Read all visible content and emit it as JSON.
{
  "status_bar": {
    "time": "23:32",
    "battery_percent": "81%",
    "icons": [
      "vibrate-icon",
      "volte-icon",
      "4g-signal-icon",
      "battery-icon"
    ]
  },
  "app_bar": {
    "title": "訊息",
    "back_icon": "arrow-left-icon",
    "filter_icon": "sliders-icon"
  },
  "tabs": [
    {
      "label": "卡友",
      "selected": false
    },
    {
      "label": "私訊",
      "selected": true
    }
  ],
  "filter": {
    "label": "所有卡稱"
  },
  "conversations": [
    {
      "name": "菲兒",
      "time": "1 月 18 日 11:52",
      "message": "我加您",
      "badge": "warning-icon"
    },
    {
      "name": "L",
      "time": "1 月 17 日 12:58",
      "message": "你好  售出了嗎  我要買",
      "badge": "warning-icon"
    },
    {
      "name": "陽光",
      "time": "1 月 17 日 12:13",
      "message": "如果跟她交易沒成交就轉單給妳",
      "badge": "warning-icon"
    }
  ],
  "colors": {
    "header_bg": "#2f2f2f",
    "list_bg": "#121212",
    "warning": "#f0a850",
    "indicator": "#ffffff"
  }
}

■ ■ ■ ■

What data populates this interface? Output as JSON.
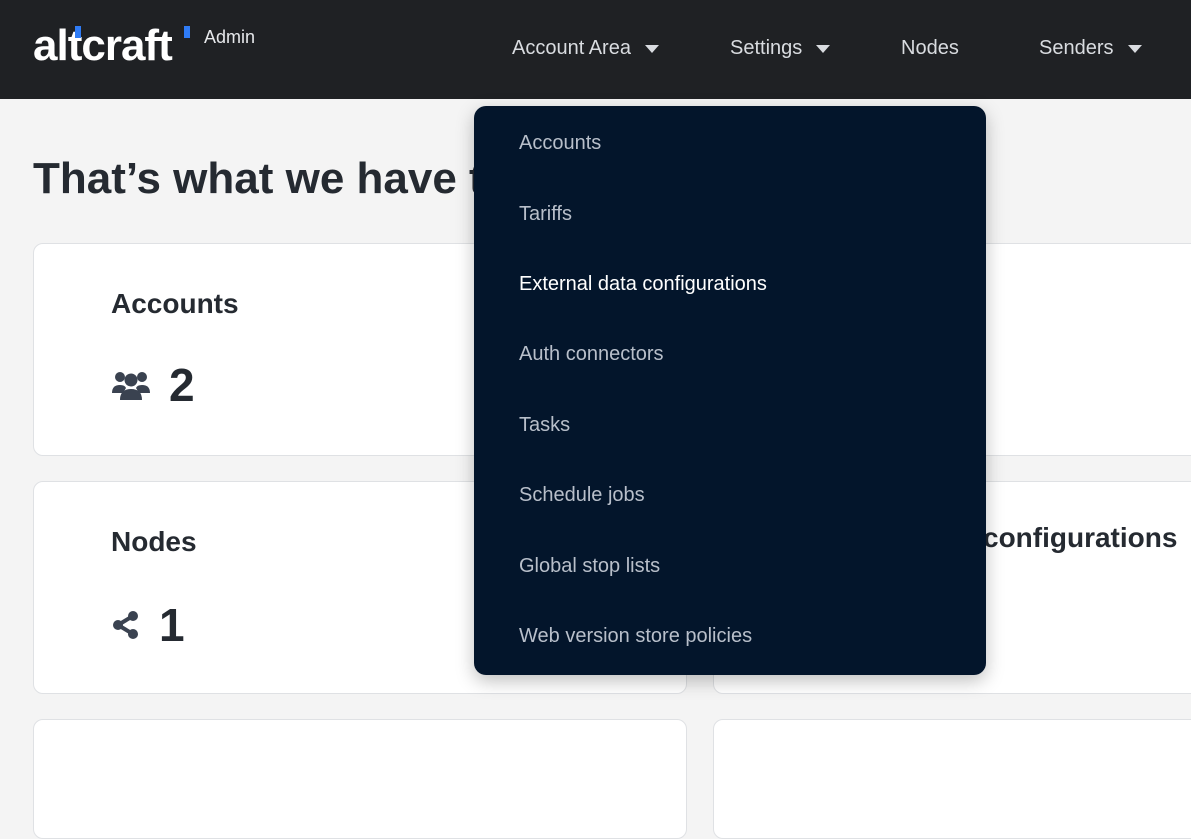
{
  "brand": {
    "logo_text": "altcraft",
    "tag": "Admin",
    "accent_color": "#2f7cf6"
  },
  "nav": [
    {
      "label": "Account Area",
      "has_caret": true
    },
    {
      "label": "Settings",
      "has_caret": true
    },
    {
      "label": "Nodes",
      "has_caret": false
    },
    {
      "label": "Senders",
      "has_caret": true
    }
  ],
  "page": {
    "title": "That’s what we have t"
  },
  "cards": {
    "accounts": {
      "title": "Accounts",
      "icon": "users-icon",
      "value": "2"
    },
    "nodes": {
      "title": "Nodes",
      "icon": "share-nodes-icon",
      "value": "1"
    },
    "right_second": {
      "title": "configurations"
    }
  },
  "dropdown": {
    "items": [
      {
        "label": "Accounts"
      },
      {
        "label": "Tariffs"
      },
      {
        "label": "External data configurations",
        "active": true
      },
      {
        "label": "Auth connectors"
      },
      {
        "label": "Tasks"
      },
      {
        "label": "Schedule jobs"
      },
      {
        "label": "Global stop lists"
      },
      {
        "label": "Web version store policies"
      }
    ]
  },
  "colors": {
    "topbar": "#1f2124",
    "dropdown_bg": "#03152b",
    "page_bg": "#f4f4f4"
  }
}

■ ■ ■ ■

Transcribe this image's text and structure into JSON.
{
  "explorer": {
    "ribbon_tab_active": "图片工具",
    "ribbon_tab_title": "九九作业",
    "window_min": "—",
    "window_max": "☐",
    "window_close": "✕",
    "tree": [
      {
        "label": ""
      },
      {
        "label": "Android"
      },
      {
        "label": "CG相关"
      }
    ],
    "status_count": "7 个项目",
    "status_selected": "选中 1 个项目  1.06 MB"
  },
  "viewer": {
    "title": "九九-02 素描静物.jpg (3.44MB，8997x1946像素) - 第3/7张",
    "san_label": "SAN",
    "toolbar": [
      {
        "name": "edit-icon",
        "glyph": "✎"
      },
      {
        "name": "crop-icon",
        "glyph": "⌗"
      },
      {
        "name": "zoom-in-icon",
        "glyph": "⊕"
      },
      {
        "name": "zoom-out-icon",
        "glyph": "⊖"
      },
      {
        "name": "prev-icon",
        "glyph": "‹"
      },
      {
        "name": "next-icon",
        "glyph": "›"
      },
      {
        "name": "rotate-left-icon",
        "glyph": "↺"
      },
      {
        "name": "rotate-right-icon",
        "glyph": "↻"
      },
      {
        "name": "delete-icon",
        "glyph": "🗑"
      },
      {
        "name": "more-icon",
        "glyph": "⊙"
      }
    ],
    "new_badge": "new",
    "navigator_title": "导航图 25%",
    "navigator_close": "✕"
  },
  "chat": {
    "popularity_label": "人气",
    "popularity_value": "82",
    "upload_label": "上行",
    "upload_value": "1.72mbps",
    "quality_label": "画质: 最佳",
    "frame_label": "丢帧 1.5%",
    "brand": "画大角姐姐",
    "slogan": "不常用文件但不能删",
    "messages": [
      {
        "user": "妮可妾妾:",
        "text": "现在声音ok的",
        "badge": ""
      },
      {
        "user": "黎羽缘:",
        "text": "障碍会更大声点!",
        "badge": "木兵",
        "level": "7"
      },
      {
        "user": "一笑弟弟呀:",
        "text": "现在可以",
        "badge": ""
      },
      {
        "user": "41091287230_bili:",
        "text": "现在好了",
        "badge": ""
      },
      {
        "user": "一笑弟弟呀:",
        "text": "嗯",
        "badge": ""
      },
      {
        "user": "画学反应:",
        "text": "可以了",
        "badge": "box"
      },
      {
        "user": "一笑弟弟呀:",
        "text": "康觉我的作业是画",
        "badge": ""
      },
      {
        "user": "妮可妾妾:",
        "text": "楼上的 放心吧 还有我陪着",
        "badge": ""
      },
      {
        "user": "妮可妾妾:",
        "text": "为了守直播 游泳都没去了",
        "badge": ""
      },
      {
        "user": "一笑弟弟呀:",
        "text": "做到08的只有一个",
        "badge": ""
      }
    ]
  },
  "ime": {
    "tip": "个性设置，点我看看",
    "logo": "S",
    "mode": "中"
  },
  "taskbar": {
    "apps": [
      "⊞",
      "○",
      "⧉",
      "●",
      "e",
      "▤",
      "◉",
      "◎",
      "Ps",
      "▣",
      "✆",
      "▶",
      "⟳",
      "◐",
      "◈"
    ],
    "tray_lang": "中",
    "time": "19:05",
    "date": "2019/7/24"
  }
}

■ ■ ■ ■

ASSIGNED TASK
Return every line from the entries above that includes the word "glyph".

RESULT OF THIS EXERCISE
        "glyph": "✎"
        "glyph": "⌗"
        "glyph": "⊕"
        "glyph": "⊖"
        "glyph": "‹"
        "glyph": "›"
        "glyph": "↺"
        "glyph": "↻"
        "glyph": "🗑"
        "glyph": "⊙"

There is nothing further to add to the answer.